— Task item —
Go through the listing below and return every line exactly.

-*-

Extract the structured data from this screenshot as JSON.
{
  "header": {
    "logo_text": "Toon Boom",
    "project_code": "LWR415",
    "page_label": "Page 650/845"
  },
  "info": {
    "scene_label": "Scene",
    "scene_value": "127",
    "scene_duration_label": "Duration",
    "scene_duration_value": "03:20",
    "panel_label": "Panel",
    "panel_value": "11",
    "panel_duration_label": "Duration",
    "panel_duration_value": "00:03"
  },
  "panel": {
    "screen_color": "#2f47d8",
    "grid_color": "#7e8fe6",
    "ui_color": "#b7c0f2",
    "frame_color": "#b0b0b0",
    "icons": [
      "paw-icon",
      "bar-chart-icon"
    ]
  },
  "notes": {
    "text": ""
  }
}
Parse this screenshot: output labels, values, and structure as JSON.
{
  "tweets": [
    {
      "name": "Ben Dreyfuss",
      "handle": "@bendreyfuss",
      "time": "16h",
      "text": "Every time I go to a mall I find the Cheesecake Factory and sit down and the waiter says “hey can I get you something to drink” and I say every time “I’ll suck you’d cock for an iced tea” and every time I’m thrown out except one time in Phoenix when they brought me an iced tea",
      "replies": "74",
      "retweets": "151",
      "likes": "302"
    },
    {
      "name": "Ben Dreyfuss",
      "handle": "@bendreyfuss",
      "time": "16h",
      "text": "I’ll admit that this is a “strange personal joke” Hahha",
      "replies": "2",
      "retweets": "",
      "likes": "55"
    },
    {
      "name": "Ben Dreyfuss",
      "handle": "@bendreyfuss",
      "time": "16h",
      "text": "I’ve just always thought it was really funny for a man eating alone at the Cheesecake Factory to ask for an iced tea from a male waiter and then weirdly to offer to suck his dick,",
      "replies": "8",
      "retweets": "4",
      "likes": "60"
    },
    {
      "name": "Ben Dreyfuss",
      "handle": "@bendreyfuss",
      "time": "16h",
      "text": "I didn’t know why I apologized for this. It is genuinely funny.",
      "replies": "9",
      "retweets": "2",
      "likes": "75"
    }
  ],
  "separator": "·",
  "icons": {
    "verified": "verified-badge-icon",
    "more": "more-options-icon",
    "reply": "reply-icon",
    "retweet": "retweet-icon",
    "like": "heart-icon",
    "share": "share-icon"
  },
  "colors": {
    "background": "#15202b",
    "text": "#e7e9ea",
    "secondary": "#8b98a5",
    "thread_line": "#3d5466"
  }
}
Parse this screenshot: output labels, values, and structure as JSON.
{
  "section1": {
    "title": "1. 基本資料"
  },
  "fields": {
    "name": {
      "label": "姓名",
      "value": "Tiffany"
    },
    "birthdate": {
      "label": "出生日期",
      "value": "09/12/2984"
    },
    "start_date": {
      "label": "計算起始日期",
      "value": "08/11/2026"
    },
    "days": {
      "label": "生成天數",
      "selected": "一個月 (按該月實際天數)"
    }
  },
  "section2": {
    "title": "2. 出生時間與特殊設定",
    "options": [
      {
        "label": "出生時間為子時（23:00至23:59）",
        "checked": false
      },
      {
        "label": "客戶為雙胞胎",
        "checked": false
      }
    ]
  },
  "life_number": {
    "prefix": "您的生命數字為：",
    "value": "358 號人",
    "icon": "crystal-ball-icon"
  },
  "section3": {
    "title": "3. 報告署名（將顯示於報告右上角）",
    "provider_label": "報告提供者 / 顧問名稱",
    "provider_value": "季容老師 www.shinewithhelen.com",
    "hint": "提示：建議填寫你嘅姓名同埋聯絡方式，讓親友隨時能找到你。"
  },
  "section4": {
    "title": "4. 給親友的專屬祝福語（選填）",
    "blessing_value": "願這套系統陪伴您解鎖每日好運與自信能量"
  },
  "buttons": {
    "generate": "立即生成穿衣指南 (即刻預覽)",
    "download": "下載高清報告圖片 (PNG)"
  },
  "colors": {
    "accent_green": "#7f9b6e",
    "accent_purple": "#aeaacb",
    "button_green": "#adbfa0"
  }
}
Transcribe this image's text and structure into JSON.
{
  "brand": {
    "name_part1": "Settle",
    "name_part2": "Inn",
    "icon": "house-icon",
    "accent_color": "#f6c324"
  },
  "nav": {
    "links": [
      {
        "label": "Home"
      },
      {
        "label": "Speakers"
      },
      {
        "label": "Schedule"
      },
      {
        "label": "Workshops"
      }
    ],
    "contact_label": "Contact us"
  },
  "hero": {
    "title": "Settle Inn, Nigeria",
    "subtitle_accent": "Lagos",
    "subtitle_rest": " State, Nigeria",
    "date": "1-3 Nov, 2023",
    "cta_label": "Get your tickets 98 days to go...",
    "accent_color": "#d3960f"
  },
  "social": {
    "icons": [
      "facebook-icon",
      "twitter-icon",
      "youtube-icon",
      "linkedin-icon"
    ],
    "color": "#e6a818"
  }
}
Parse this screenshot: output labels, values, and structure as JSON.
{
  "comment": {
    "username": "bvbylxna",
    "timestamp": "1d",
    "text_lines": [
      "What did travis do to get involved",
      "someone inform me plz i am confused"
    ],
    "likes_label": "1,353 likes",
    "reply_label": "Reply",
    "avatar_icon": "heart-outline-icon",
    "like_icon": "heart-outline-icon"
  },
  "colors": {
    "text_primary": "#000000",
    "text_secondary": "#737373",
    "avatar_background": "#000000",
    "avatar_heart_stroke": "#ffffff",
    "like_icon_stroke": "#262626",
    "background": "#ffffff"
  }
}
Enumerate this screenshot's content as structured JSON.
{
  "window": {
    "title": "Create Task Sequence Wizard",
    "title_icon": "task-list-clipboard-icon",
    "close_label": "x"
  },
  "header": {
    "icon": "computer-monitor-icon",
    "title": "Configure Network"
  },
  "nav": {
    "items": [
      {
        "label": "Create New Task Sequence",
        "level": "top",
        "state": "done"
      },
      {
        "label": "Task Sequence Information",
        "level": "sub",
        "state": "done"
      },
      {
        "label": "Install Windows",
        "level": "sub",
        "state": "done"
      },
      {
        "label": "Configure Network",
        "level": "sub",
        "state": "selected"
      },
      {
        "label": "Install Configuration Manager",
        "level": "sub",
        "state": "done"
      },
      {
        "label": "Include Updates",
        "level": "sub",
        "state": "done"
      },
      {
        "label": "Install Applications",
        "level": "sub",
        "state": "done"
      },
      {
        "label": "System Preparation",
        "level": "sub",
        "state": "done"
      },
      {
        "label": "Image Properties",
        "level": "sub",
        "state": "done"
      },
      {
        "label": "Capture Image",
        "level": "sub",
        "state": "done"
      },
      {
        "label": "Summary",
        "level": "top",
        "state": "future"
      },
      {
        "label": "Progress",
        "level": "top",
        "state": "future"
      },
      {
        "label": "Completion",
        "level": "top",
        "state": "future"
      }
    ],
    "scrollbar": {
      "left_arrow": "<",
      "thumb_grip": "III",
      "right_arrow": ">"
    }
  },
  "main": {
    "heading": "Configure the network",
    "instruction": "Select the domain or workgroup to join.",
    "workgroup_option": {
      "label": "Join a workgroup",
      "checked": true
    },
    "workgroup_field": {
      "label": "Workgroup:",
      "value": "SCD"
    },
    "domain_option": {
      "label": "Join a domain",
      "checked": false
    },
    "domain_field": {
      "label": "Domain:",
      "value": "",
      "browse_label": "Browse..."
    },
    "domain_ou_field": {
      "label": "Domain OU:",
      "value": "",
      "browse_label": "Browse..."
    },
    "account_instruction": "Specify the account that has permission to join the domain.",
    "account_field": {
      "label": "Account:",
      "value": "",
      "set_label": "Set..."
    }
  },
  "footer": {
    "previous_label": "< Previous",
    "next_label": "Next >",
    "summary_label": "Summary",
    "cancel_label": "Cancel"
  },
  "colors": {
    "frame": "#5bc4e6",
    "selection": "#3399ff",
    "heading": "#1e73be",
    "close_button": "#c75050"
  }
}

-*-

— Answer to the problem —
Extract the structured data from this screenshot as JSON.
{
  "header": {
    "logo_text": "Toon Boom",
    "project_code": "LWR415",
    "page_label": "Page 650/845"
  },
  "info": {
    "scene_label": "Scene",
    "scene_value": "127",
    "scene_duration_label": "Duration",
    "scene_duration_value": "03:20",
    "panel_label": "Panel",
    "panel_value": "11",
    "panel_duration_label": "Duration",
    "panel_duration_value": "00:03"
  },
  "panel": {
    "screen_color": "#2f47d8",
    "grid_color": "#7e8fe6",
    "ui_color": "#b7c0f2",
    "frame_color": "#b0b0b0",
    "icons": [
      "paw-icon",
      "bar-chart-icon"
    ]
  },
  "notes": {
    "text": ""
  }
}
Parse this screenshot: output labels, values, and structure as JSON.
{
  "tweets": [
    {
      "name": "Ben Dreyfuss",
      "handle": "@bendreyfuss",
      "time": "16h",
      "text": "Every time I go to a mall I find the Cheesecake Factory and sit down and the waiter says “hey can I get you something to drink” and I say every time “I’ll suck you’d cock for an iced tea” and every time I’m thrown out except one time in Phoenix when they brought me an iced tea",
      "replies": "74",
      "retweets": "151",
      "likes": "302"
    },
    {
      "name": "Ben Dreyfuss",
      "handle": "@bendreyfuss",
      "time": "16h",
      "text": "I’ll admit that this is a “strange personal joke” Hahha",
      "replies": "2",
      "retweets": "",
      "likes": "55"
    },
    {
      "name": "Ben Dreyfuss",
      "handle": "@bendreyfuss",
      "time": "16h",
      "text": "I’ve just always thought it was really funny for a man eating alone at the Cheesecake Factory to ask for an iced tea from a male waiter and then weirdly to offer to suck his dick,",
      "replies": "8",
      "retweets": "4",
      "likes": "60"
    },
    {
      "name": "Ben Dreyfuss",
      "handle": "@bendreyfuss",
      "time": "16h",
      "text": "I didn’t know why I apologized for this. It is genuinely funny.",
      "replies": "9",
      "retweets": "2",
      "likes": "75"
    }
  ],
  "separator": "·",
  "icons": {
    "verified": "verified-badge-icon",
    "more": "more-options-icon",
    "reply": "reply-icon",
    "retweet": "retweet-icon",
    "like": "heart-icon",
    "share": "share-icon"
  },
  "colors": {
    "background": "#15202b",
    "text": "#e7e9ea",
    "secondary": "#8b98a5",
    "thread_line": "#3d5466"
  }
}
Parse this screenshot: output labels, values, and structure as JSON.
{
  "section1": {
    "title": "1. 基本資料"
  },
  "fields": {
    "name": {
      "label": "姓名",
      "value": "Tiffany"
    },
    "birthdate": {
      "label": "出生日期",
      "value": "09/12/2984"
    },
    "start_date": {
      "label": "計算起始日期",
      "value": "08/11/2026"
    },
    "days": {
      "label": "生成天數",
      "selected": "一個月 (按該月實際天數)"
    }
  },
  "section2": {
    "title": "2. 出生時間與特殊設定",
    "options": [
      {
        "label": "出生時間為子時（23:00至23:59）",
        "checked": false
      },
      {
        "label": "客戶為雙胞胎",
        "checked": false
      }
    ]
  },
  "life_number": {
    "prefix": "您的生命數字為：",
    "value": "358 號人",
    "icon": "crystal-ball-icon"
  },
  "section3": {
    "title": "3. 報告署名（將顯示於報告右上角）",
    "provider_label": "報告提供者 / 顧問名稱",
    "provider_value": "季容老師 www.shinewithhelen.com",
    "hint": "提示：建議填寫你嘅姓名同埋聯絡方式，讓親友隨時能找到你。"
  },
  "section4": {
    "title": "4. 給親友的專屬祝福語（選填）",
    "blessing_value": "願這套系統陪伴您解鎖每日好運與自信能量"
  },
  "buttons": {
    "generate": "立即生成穿衣指南 (即刻預覽)",
    "download": "下載高清報告圖片 (PNG)"
  },
  "colors": {
    "accent_green": "#7f9b6e",
    "accent_purple": "#aeaacb",
    "button_green": "#adbfa0"
  }
}
Transcribe this image's text and structure into JSON.
{
  "brand": {
    "name_part1": "Settle",
    "name_part2": "Inn",
    "icon": "house-icon",
    "accent_color": "#f6c324"
  },
  "nav": {
    "links": [
      {
        "label": "Home"
      },
      {
        "label": "Speakers"
      },
      {
        "label": "Schedule"
      },
      {
        "label": "Workshops"
      }
    ],
    "contact_label": "Contact us"
  },
  "hero": {
    "title": "Settle Inn, Nigeria",
    "subtitle_accent": "Lagos",
    "subtitle_rest": " State, Nigeria",
    "date": "1-3 Nov, 2023",
    "cta_label": "Get your tickets 98 days to go...",
    "accent_color": "#d3960f"
  },
  "social": {
    "icons": [
      "facebook-icon",
      "twitter-icon",
      "youtube-icon",
      "linkedin-icon"
    ],
    "color": "#e6a818"
  }
}
Parse this screenshot: output labels, values, and structure as JSON.
{
  "comment": {
    "username": "bvbylxna",
    "timestamp": "1d",
    "text_lines": [
      "What did travis do to get involved",
      "someone inform me plz i am confused"
    ],
    "likes_label": "1,353 likes",
    "reply_label": "Reply",
    "avatar_icon": "heart-outline-icon",
    "like_icon": "heart-outline-icon"
  },
  "colors": {
    "text_primary": "#000000",
    "text_secondary": "#737373",
    "avatar_background": "#000000",
    "avatar_heart_stroke": "#ffffff",
    "like_icon_stroke": "#262626",
    "background": "#ffffff"
  }
}
Enumerate this screenshot's content as structured JSON.
{
  "window": {
    "title": "Create Task Sequence Wizard",
    "title_icon": "task-list-clipboard-icon",
    "close_label": "x"
  },
  "header": {
    "icon": "computer-monitor-icon",
    "title": "Configure Network"
  },
  "nav": {
    "items": [
      {
        "label": "Create New Task Sequence",
        "level": "top",
        "state": "done"
      },
      {
        "label": "Task Sequence Information",
        "level": "sub",
        "state": "done"
      },
      {
        "label": "Install Windows",
        "level": "sub",
        "state": "done"
      },
      {
        "label": "Configure Network",
        "level": "sub",
        "state": "selected"
      },
      {
        "label": "Install Configuration Manager",
        "level": "sub",
        "state": "done"
      },
      {
        "label": "Include Updates",
        "level": "sub",
        "state": "done"
      },
      {
        "label": "Install Applications",
        "level": "sub",
        "state": "done"
      },
      {
        "label": "System Preparation",
        "level": "sub",
        "state": "done"
      },
      {
        "label": "Image Properties",
        "level": "sub",
        "state": "done"
      },
      {
        "label": "Capture Image",
        "level": "sub",
        "state": "done"
      },
      {
        "label": "Summary",
        "level": "top",
        "state": "future"
      },
      {
        "label": "Progress",
        "level": "top",
        "state": "future"
      },
      {
        "label": "Completion",
        "level": "top",
        "state": "future"
      }
    ],
    "scrollbar": {
      "left_arrow": "<",
      "thumb_grip": "III",
      "right_arrow": ">"
    }
  },
  "main": {
    "heading": "Configure the network",
    "instruction": "Select the domain or workgroup to join.",
    "workgroup_option": {
      "label": "Join a workgroup",
      "checked": true
    },
    "workgroup_field": {
      "label": "Workgroup:",
      "value": "SCD"
    },
    "domain_option": {
      "label": "Join a domain",
      "checked": false
    },
    "domain_field": {
      "label": "Domain:",
      "value": "",
      "browse_label": "Browse..."
    },
    "domain_ou_field": {
      "label": "Domain OU:",
      "value": "",
      "browse_label": "Browse..."
    },
    "account_instruction": "Specify the account that has permission to join the domain.",
    "account_field": {
      "label": "Account:",
      "value": "",
      "set_label": "Set..."
    }
  },
  "footer": {
    "previous_label": "< Previous",
    "next_label": "Next >",
    "summary_label": "Summary",
    "cancel_label": "Cancel"
  },
  "colors": {
    "frame": "#5bc4e6",
    "selection": "#3399ff",
    "heading": "#1e73be",
    "close_button": "#c75050"
  }
}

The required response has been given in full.